**YOUR INSTRUCTIONS**
Each line of the data must be reproduced as it appears.

RECORDS SHOWN section start

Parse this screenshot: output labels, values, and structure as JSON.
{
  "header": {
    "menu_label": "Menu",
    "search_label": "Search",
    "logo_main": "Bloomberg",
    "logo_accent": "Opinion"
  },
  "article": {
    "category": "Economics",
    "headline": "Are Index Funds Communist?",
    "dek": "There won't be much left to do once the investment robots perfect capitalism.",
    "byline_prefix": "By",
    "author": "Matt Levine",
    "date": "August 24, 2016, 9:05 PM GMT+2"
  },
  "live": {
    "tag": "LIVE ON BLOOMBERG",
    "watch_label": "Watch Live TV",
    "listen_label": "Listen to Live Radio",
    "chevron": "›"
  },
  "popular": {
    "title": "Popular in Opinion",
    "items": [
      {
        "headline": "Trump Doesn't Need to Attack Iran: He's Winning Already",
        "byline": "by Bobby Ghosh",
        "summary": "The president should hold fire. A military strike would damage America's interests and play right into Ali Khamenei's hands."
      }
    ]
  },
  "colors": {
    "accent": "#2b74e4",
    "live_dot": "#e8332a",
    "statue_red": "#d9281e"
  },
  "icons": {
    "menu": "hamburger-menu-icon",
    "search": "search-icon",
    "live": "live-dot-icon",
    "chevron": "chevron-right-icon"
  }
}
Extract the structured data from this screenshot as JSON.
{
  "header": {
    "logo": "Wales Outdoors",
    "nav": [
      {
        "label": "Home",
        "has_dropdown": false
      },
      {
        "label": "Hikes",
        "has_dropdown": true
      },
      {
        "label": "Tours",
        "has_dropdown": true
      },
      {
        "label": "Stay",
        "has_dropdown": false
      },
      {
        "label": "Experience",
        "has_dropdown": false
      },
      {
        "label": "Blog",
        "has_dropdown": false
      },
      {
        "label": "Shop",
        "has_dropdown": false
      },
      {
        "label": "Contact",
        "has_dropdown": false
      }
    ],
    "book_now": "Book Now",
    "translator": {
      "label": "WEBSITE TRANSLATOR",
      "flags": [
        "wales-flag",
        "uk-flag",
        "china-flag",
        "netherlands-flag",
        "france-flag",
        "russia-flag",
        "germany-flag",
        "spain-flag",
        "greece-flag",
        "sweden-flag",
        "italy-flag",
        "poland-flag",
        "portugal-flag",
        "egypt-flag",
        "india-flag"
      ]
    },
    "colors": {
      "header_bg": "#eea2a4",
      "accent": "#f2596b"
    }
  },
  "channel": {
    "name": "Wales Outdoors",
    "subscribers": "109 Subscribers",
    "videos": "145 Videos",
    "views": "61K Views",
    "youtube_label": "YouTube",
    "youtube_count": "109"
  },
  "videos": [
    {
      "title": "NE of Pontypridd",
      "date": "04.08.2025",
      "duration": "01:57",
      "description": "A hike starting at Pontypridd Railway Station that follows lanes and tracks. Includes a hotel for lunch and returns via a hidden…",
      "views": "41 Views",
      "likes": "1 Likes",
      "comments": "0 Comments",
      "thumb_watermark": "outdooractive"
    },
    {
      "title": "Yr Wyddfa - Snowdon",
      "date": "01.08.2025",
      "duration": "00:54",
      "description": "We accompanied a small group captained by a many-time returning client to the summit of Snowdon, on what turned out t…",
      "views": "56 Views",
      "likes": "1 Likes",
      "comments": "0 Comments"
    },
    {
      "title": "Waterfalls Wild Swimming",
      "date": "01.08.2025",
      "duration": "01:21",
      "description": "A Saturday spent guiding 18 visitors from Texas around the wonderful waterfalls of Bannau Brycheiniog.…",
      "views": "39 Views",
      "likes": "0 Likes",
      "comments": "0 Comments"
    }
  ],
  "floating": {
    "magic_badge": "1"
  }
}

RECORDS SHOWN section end

**TASK OUTPUT**
Parse this screenshot: output labels, values, and structure as JSON.
{
  "header": {
    "menu_label": "Menu",
    "search_label": "Search",
    "logo_main": "Bloomberg",
    "logo_accent": "Opinion"
  },
  "article": {
    "category": "Economics",
    "headline": "Are Index Funds Communist?",
    "dek": "There won't be much left to do once the investment robots perfect capitalism.",
    "byline_prefix": "By",
    "author": "Matt Levine",
    "date": "August 24, 2016, 9:05 PM GMT+2"
  },
  "live": {
    "tag": "LIVE ON BLOOMBERG",
    "watch_label": "Watch Live TV",
    "listen_label": "Listen to Live Radio",
    "chevron": "›"
  },
  "popular": {
    "title": "Popular in Opinion",
    "items": [
      {
        "headline": "Trump Doesn't Need to Attack Iran: He's Winning Already",
        "byline": "by Bobby Ghosh",
        "summary": "The president should hold fire. A military strike would damage America's interests and play right into Ali Khamenei's hands."
      }
    ]
  },
  "colors": {
    "accent": "#2b74e4",
    "live_dot": "#e8332a",
    "statue_red": "#d9281e"
  },
  "icons": {
    "menu": "hamburger-menu-icon",
    "search": "search-icon",
    "live": "live-dot-icon",
    "chevron": "chevron-right-icon"
  }
}
Extract the structured data from this screenshot as JSON.
{
  "header": {
    "logo": "Wales Outdoors",
    "nav": [
      {
        "label": "Home",
        "has_dropdown": false
      },
      {
        "label": "Hikes",
        "has_dropdown": true
      },
      {
        "label": "Tours",
        "has_dropdown": true
      },
      {
        "label": "Stay",
        "has_dropdown": false
      },
      {
        "label": "Experience",
        "has_dropdown": false
      },
      {
        "label": "Blog",
        "has_dropdown": false
      },
      {
        "label": "Shop",
        "has_dropdown": false
      },
      {
        "label": "Contact",
        "has_dropdown": false
      }
    ],
    "book_now": "Book Now",
    "translator": {
      "label": "WEBSITE TRANSLATOR",
      "flags": [
        "wales-flag",
        "uk-flag",
        "china-flag",
        "netherlands-flag",
        "france-flag",
        "russia-flag",
        "germany-flag",
        "spain-flag",
        "greece-flag",
        "sweden-flag",
        "italy-flag",
        "poland-flag",
        "portugal-flag",
        "egypt-flag",
        "india-flag"
      ]
    },
    "colors": {
      "header_bg": "#eea2a4",
      "accent": "#f2596b"
    }
  },
  "channel": {
    "name": "Wales Outdoors",
    "subscribers": "109 Subscribers",
    "videos": "145 Videos",
    "views": "61K Views",
    "youtube_label": "YouTube",
    "youtube_count": "109"
  },
  "videos": [
    {
      "title": "NE of Pontypridd",
      "date": "04.08.2025",
      "duration": "01:57",
      "description": "A hike starting at Pontypridd Railway Station that follows lanes and tracks. Includes a hotel for lunch and returns via a hidden…",
      "views": "41 Views",
      "likes": "1 Likes",
      "comments": "0 Comments",
      "thumb_watermark": "outdooractive"
    },
    {
      "title": "Yr Wyddfa - Snowdon",
      "date": "01.08.2025",
      "duration": "00:54",
      "description": "We accompanied a small group captained by a many-time returning client to the summit of Snowdon, on what turned out t…",
      "views": "56 Views",
      "likes": "1 Likes",
      "comments": "0 Comments"
    },
    {
      "title": "Waterfalls Wild Swimming",
      "date": "01.08.2025",
      "duration": "01:21",
      "description": "A Saturday spent guiding 18 visitors from Texas around the wonderful waterfalls of Bannau Brycheiniog.…",
      "views": "39 Views",
      "likes": "0 Likes",
      "comments": "0 Comments"
    }
  ],
  "floating": {
    "magic_badge": "1"
  }
}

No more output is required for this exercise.